The square of 1 is 1, the square of 2 is 4, and so on.

Hence, the missing number 'P' is a square of 4, which is 16.

Example 2: Find the value of P and Q in 1, P, 9, Q, 25.

Ans: $1 = 1 \times 1$

$9 = 3 \times 3$

$25 = 5 \times 5$

This explains that a term's value in the given sequence depends on its position. If the position is n, then the term's value is $n^{2}$.

So, $P = 2 \times 2 = 4$ and $Q = 4 \times 4 = 16$.

Example 3: Determine the value of D in the sequence of numbers: 11, 17, 23, 29, D, 41, 47, 53

Ans: By adding the number 6 to the given sequence, we can see the pattern of every number increasing.

11 + 6 = 17, 17 + 6 = 23, and so on.

Hence, the missing number D is 29 + 6 = 35.

Try Some Yourself

Now that we have solved a few examples, let’s see if you can solve some on your own too.

Q 1. Find the value of A and B in 0, A, 8, 15, and B.

Ans: A = 3 and B = 24.

Hint: Subtract one from the square of the position of the term.

Q 2. Find the value of R and S in R, 2, 3, 4, S.

Ans: R = 1 and S = 5.

Q 3. Find the missing numbers in the pattern: 8, ______, 16, ______, 24, 28, 32.

Ans: 12, 20


Learning patterns improves our ability to spot patterns. We see a pattern that prompts us to think about and determine the rule that will allow the pattern to continue. We use rules to find terms missing from a given pattern. Rules can be found using the relation and difference between two consecutive numbers in a pattern. A pattern in maths is a set of numbers that relate to each other, forming a sequence. Number patterns can be of three types: Arithmetic, Geometric and Fibonacci patterns, while patterns have three types, namely, Repeating, Growing, and Shrinking. As the name suggests, repeating patterns have rules that repeat while the value of terms increases in Growing patterns and decreases in Shrinking patterns.

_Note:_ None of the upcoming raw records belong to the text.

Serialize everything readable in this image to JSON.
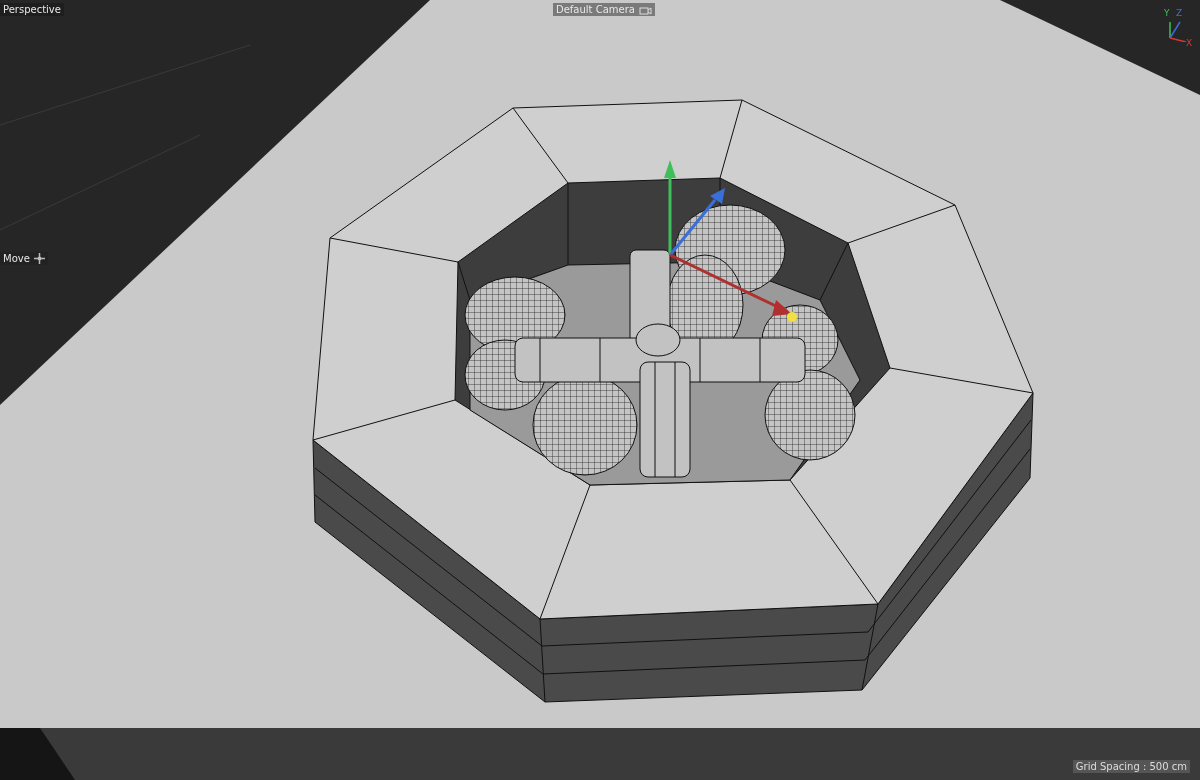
{
  "viewport": {
    "view_name": "Perspective",
    "camera": "Default Camera",
    "axis_labels": [
      "Y",
      "Z",
      "X"
    ],
    "tool": "Move",
    "grid_spacing": "Grid Spacing : 500 cm"
  }
}
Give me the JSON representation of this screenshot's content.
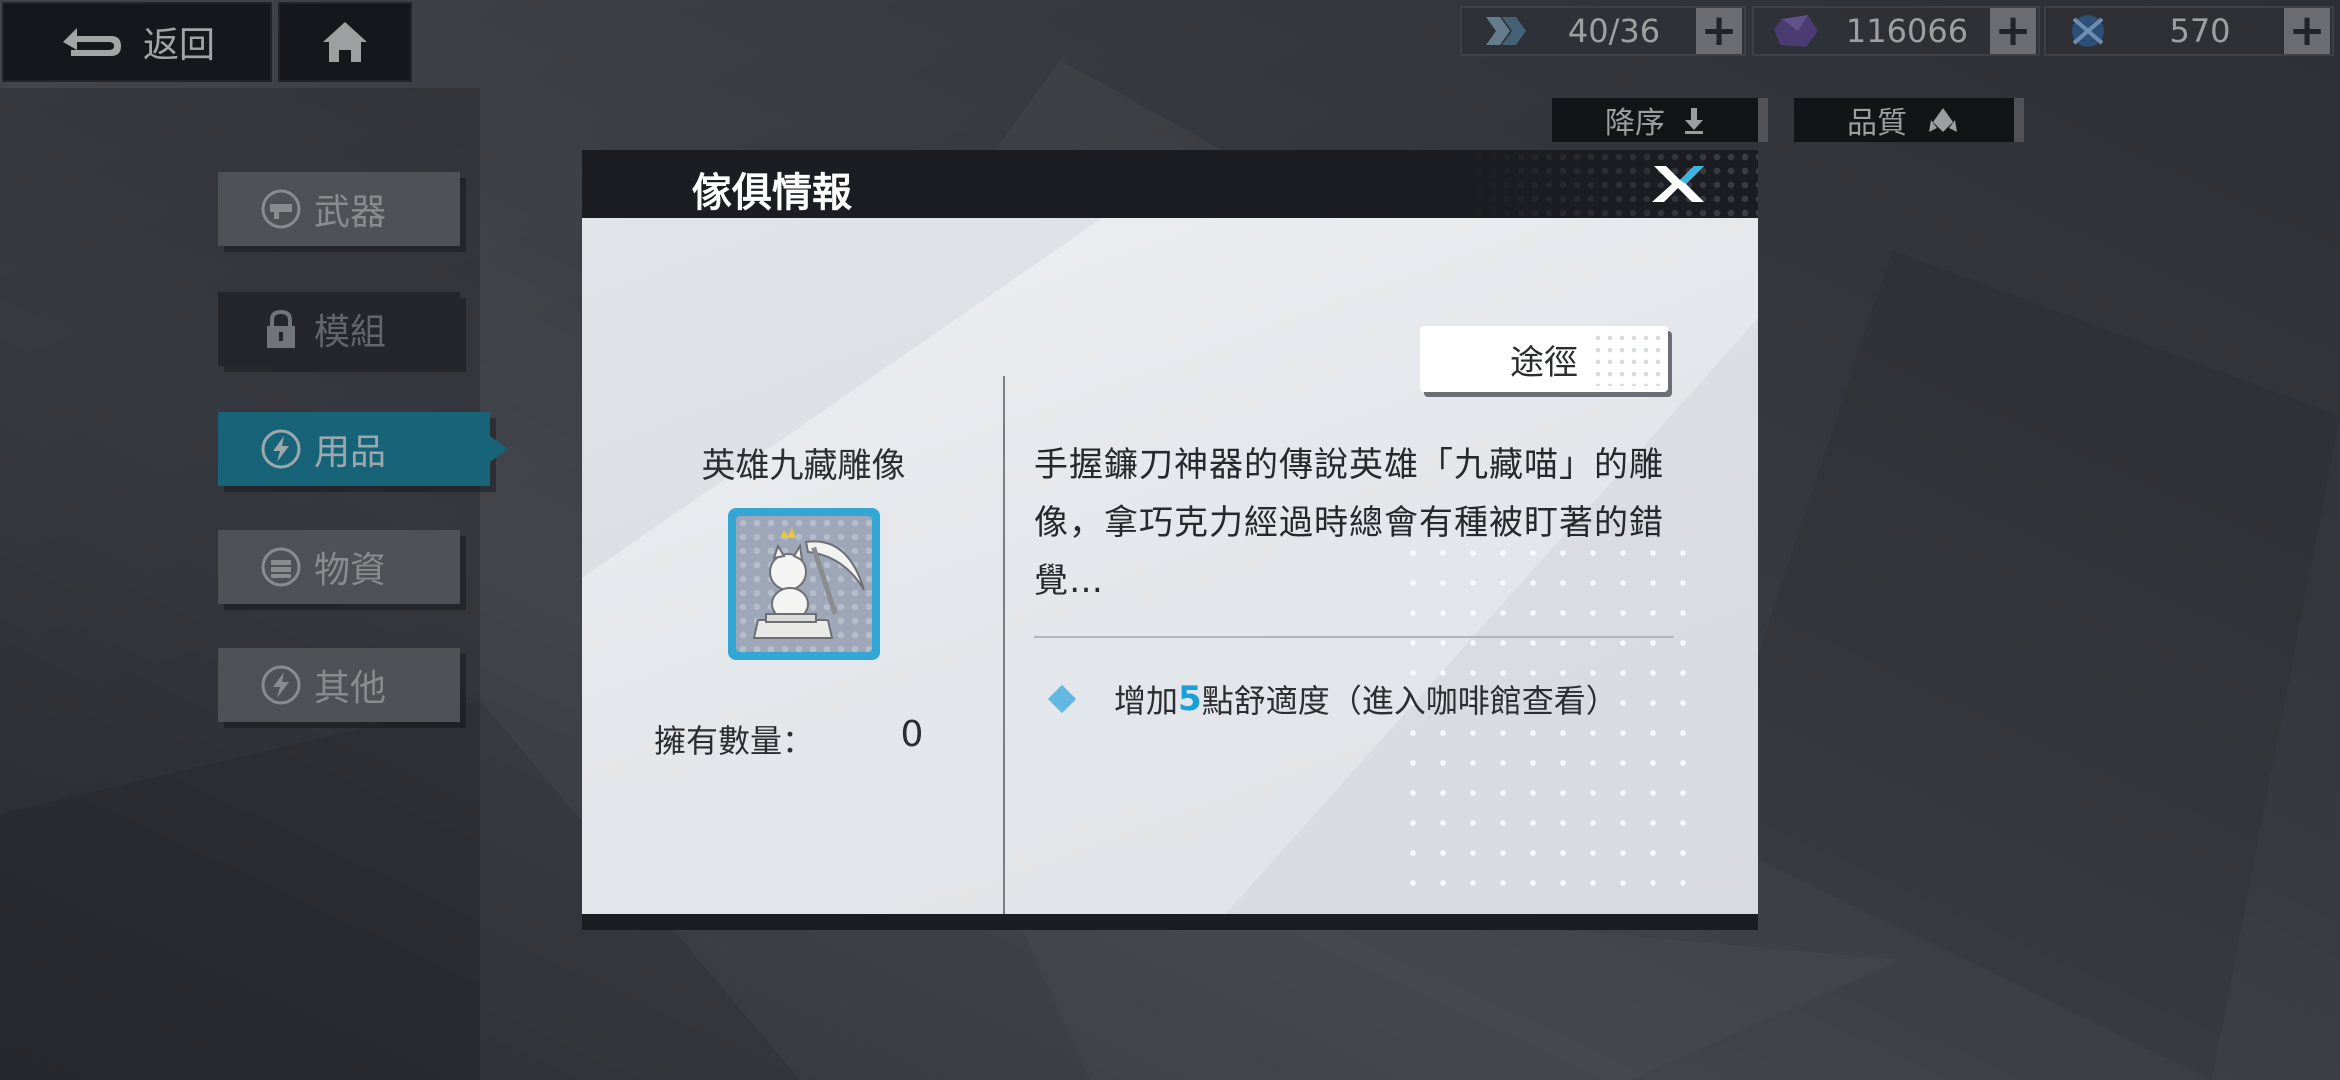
{
  "topbar": {
    "back_label": "返回",
    "resources": [
      {
        "icon": "stamina-icon",
        "value": "40/36"
      },
      {
        "icon": "crystal-icon",
        "value": "116066"
      },
      {
        "icon": "special-currency-icon",
        "value": "570"
      }
    ],
    "plus_label": "+"
  },
  "sort": {
    "order_label": "降序",
    "quality_label": "品質"
  },
  "tabs": [
    {
      "label": "武器",
      "icon": "weapon-icon",
      "state": "normal"
    },
    {
      "label": "模組",
      "icon": "lock-icon",
      "state": "locked"
    },
    {
      "label": "用品",
      "icon": "lightning-icon",
      "state": "active"
    },
    {
      "label": "物資",
      "icon": "supplies-icon",
      "state": "normal"
    },
    {
      "label": "其他",
      "icon": "lightning-icon",
      "state": "normal"
    }
  ],
  "modal": {
    "title": "傢俱情報",
    "route_label": "途徑",
    "item_name": "英雄九藏雕像",
    "quantity_label": "擁有數量：",
    "quantity_value": "0",
    "description": "手握鐮刀神器的傳說英雄「九藏喵」的雕像，拿巧克力經過時總會有種被盯著的錯覺…",
    "effect": {
      "prefix": "增加",
      "number": "5",
      "suffix": "點舒適度（進入咖啡館查看）"
    }
  },
  "colors": {
    "active_tab": "#1a8ca8",
    "icon_frame": "#32a6d4",
    "effect_highlight": "#1aa0d8",
    "modal_header": "#1b1d22"
  }
}
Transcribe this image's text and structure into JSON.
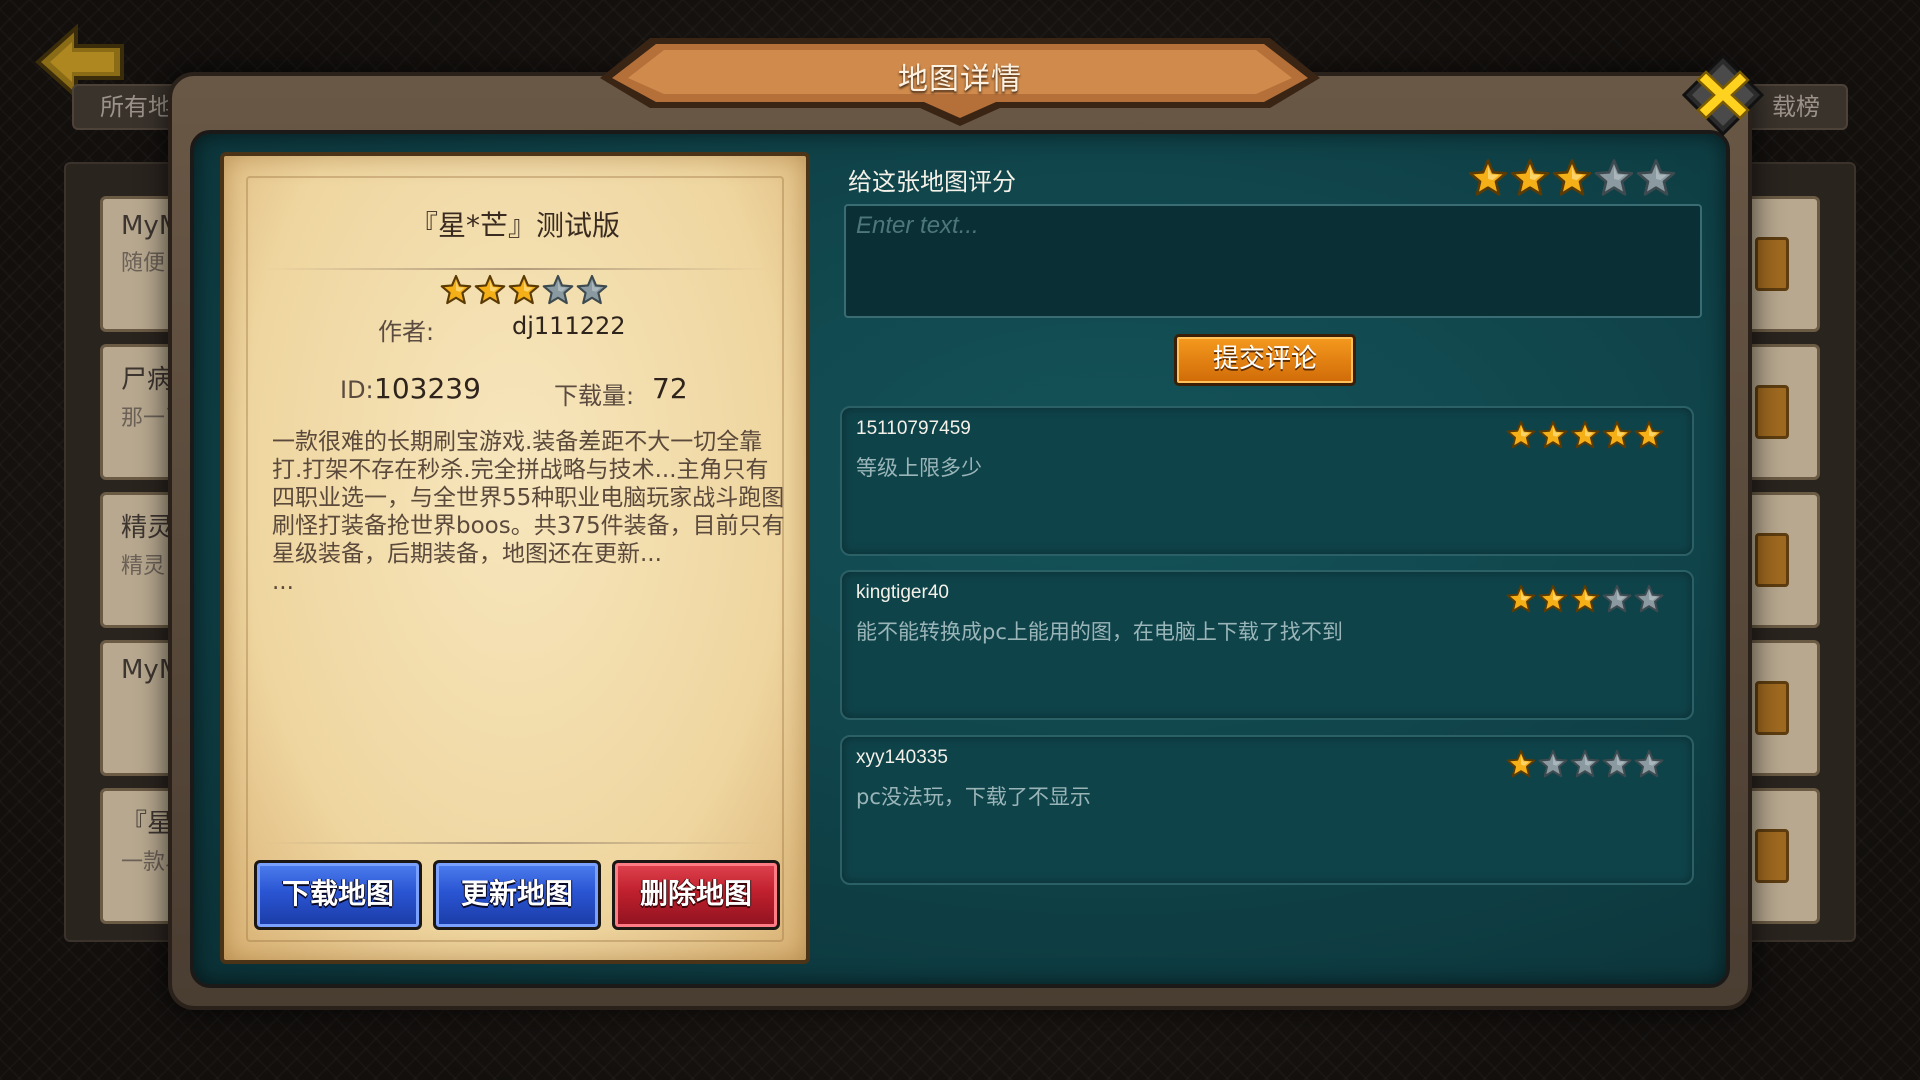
{
  "background": {
    "left_tab_label": "所有地",
    "right_tab_label": "载榜",
    "cards": [
      {
        "title": "MyM",
        "subtitle": "随便"
      },
      {
        "title": "尸病",
        "subtitle": "那一了电"
      },
      {
        "title": "精灵",
        "subtitle": "精灵"
      },
      {
        "title": "MyM",
        "subtitle": ""
      },
      {
        "title": "『星",
        "subtitle": "一款斗跑"
      }
    ]
  },
  "dialog": {
    "title": "地图详情",
    "close_icon": "close-x-icon"
  },
  "map": {
    "name": "『星*芒』测试版",
    "rating": 3,
    "rating_max": 5,
    "author_label": "作者:",
    "author": "dj111222",
    "id_label": "ID:",
    "id": "103239",
    "downloads_label": "下载量:",
    "downloads": "72",
    "description": "一款很难的长期刷宝游戏.装备差距不大一切全靠打.打架不存在秒杀.完全拼战略与技术...主角只有四职业选一，与全世界55种职业电脑玩家战斗跑图刷怪打装备抢世界boos。共375件装备，目前只有星级装备，后期装备，地图还在更新...",
    "description_more": "..."
  },
  "actions": {
    "download": "下载地图",
    "update": "更新地图",
    "delete": "删除地图"
  },
  "review": {
    "label": "给这张地图评分",
    "rating": 3,
    "rating_max": 5,
    "input_value": "",
    "input_placeholder": "Enter text...",
    "submit": "提交评论"
  },
  "comments": [
    {
      "user": "15110797459",
      "text": "等级上限多少",
      "rating": 5
    },
    {
      "user": "kingtiger40",
      "text": "能不能转换成pc上能用的图，在电脑上下载了找不到",
      "rating": 3
    },
    {
      "user": "xyy140335",
      "text": "pc没法玩，下载了不显示",
      "rating": 1
    }
  ],
  "colors": {
    "star_on": "#f5b018",
    "star_off": "#8a9aa0",
    "teal_panel": "#0e3f45",
    "parchment": "#f2dca8",
    "btn_blue": "#2a55d3",
    "btn_red": "#c0202d",
    "btn_orange": "#e07d10"
  }
}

FAQs on Identifying Patterns and Rules

1. How are patterns and rules useful?

We can find patterns between things and their rules and use them to solve any problem or find a missing term.

2. What do you mean by arithmetic?

Arithmetic is the study of numbers and relations among them using various properties and using those properties to solve problems.

3. How do you identify patterns?

We can identify patterns by finding the relation or difference between two consecutive terms in a given pattern. We also need to find the nature of the pattern to understand how to identify rules.